(THE RECORDS)

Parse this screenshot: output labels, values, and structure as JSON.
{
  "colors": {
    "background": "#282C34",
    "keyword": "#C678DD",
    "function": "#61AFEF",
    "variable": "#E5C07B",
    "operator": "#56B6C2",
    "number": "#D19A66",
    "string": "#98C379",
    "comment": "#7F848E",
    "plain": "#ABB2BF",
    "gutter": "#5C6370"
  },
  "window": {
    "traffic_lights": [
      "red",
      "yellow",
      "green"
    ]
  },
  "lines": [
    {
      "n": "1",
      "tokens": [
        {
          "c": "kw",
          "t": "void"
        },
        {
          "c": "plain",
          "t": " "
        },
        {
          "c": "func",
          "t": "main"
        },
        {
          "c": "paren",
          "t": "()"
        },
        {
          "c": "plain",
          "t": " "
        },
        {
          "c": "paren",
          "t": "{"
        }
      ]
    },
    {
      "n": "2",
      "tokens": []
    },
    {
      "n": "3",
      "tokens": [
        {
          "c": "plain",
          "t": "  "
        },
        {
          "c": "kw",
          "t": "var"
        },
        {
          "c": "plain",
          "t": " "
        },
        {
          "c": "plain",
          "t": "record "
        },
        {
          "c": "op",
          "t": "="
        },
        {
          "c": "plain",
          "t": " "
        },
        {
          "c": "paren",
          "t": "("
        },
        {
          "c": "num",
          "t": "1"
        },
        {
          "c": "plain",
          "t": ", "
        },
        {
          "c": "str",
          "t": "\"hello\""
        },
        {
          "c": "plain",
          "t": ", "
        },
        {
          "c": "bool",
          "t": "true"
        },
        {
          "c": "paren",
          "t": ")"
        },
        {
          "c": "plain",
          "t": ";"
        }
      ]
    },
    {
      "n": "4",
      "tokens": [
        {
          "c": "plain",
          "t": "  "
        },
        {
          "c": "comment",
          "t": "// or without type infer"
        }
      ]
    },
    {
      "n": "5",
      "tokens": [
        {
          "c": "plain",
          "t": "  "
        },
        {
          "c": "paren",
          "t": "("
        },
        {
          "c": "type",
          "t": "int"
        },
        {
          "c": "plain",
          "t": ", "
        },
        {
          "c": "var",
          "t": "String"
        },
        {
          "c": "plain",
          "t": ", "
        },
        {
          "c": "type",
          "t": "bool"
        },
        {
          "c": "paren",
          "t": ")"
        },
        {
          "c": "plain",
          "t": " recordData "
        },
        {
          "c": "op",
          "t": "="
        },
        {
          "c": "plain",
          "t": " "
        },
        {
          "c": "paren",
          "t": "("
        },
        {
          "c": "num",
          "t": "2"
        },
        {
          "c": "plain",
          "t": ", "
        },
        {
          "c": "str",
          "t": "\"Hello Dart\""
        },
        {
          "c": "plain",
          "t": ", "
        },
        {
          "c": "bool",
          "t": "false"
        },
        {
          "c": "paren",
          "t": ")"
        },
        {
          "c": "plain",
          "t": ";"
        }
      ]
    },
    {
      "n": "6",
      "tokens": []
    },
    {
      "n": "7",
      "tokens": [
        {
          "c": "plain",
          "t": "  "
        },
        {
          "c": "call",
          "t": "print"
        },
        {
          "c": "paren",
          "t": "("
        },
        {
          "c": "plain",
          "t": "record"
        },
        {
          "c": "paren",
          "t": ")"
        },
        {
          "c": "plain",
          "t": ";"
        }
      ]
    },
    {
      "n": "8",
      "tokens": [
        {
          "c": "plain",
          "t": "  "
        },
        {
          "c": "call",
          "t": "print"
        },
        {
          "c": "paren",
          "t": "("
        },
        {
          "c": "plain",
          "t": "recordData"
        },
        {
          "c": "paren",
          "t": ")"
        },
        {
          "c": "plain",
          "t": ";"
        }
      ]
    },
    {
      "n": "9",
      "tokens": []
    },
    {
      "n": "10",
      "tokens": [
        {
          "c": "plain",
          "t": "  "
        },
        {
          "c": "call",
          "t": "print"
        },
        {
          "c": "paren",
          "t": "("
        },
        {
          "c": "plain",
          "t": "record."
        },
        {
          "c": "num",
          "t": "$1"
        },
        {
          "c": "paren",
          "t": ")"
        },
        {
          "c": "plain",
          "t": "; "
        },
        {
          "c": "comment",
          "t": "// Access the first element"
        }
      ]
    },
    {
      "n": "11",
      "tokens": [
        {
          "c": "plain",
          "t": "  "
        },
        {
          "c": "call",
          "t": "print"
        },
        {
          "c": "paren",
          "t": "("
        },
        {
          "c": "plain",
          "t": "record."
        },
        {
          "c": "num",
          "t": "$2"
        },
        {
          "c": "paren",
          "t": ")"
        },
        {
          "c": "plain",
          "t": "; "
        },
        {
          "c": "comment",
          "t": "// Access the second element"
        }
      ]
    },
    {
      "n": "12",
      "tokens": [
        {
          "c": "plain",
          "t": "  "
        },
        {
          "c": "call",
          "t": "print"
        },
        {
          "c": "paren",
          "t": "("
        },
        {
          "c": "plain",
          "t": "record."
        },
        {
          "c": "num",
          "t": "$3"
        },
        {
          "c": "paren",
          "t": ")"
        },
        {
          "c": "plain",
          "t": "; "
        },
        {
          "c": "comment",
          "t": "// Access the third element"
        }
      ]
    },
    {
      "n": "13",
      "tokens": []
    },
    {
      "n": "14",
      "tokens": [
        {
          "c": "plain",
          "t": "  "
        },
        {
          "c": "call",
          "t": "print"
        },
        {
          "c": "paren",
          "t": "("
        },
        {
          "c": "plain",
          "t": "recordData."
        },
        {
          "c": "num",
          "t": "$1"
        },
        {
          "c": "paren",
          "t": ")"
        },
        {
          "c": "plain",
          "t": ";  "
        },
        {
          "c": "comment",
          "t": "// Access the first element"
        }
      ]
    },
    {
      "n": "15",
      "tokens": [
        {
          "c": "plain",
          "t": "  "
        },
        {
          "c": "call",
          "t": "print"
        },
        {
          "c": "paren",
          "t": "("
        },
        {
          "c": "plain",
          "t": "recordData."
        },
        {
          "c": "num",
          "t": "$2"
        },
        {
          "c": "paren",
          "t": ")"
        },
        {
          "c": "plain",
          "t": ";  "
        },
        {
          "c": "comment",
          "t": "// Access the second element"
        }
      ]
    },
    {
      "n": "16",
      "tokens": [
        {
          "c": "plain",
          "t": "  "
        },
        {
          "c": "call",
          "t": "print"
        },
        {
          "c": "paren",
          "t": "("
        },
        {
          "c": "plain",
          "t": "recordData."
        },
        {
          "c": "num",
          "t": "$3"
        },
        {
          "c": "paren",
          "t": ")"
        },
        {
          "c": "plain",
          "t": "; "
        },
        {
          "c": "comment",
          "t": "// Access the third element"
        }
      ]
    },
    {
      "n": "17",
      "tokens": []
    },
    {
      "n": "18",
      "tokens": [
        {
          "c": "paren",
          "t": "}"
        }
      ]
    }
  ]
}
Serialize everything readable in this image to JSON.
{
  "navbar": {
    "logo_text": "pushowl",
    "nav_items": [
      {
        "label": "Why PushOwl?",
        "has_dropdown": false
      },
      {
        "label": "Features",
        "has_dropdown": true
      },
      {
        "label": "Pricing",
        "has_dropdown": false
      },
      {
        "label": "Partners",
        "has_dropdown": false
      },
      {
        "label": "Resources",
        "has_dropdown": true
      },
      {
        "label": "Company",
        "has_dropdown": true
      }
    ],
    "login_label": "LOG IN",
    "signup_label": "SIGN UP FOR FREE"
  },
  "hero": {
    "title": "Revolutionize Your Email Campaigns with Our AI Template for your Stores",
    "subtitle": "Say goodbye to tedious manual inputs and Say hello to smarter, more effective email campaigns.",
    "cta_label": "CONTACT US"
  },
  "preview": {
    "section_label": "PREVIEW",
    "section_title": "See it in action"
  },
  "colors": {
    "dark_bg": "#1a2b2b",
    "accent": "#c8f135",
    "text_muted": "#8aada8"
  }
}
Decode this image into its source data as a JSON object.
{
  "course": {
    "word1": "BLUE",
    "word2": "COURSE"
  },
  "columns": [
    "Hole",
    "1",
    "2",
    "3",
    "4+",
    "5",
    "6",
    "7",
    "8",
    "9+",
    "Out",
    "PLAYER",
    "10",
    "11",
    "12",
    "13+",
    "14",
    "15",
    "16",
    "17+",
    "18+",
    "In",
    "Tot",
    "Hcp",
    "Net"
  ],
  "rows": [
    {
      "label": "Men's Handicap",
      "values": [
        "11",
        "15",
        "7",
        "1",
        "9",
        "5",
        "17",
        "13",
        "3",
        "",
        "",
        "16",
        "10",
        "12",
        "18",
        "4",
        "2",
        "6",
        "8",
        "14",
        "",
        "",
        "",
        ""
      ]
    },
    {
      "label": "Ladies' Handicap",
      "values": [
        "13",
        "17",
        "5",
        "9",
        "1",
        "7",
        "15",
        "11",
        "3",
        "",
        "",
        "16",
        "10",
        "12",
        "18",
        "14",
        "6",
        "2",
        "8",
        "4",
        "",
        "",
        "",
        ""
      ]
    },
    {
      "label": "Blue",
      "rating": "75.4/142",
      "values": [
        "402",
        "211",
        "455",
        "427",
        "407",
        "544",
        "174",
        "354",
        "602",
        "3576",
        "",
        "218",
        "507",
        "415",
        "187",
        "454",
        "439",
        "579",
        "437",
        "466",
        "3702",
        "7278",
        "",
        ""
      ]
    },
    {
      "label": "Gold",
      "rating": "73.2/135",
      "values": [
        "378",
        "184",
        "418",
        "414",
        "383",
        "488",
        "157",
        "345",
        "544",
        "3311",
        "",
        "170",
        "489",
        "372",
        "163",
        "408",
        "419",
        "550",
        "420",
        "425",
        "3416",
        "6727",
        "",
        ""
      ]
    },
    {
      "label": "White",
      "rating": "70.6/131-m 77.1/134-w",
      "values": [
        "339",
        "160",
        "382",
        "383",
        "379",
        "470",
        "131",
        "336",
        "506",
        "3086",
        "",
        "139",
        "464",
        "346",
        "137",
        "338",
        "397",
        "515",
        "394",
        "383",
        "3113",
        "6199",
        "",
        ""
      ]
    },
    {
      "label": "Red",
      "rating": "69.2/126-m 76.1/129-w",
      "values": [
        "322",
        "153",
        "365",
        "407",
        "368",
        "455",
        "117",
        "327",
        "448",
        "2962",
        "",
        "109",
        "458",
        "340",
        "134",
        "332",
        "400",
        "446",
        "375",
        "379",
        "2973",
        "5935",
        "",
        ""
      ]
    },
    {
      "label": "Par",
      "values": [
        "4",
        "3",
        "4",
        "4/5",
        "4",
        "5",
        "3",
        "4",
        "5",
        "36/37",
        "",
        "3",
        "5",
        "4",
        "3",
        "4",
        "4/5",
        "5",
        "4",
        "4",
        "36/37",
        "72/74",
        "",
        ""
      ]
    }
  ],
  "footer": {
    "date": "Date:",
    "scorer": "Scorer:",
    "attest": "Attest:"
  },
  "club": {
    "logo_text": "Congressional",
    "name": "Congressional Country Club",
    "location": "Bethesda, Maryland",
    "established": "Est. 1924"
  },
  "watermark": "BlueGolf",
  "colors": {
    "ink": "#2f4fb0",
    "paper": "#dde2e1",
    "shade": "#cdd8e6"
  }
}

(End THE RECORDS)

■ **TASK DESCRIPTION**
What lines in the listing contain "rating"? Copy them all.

■ **TASK OUTPUT**
      "rating": "75.4/142",
      "rating": "73.2/135",
      "rating": "70.6/131-m 77.1/134-w",
      "rating": "69.2/126-m 76.1/129-w",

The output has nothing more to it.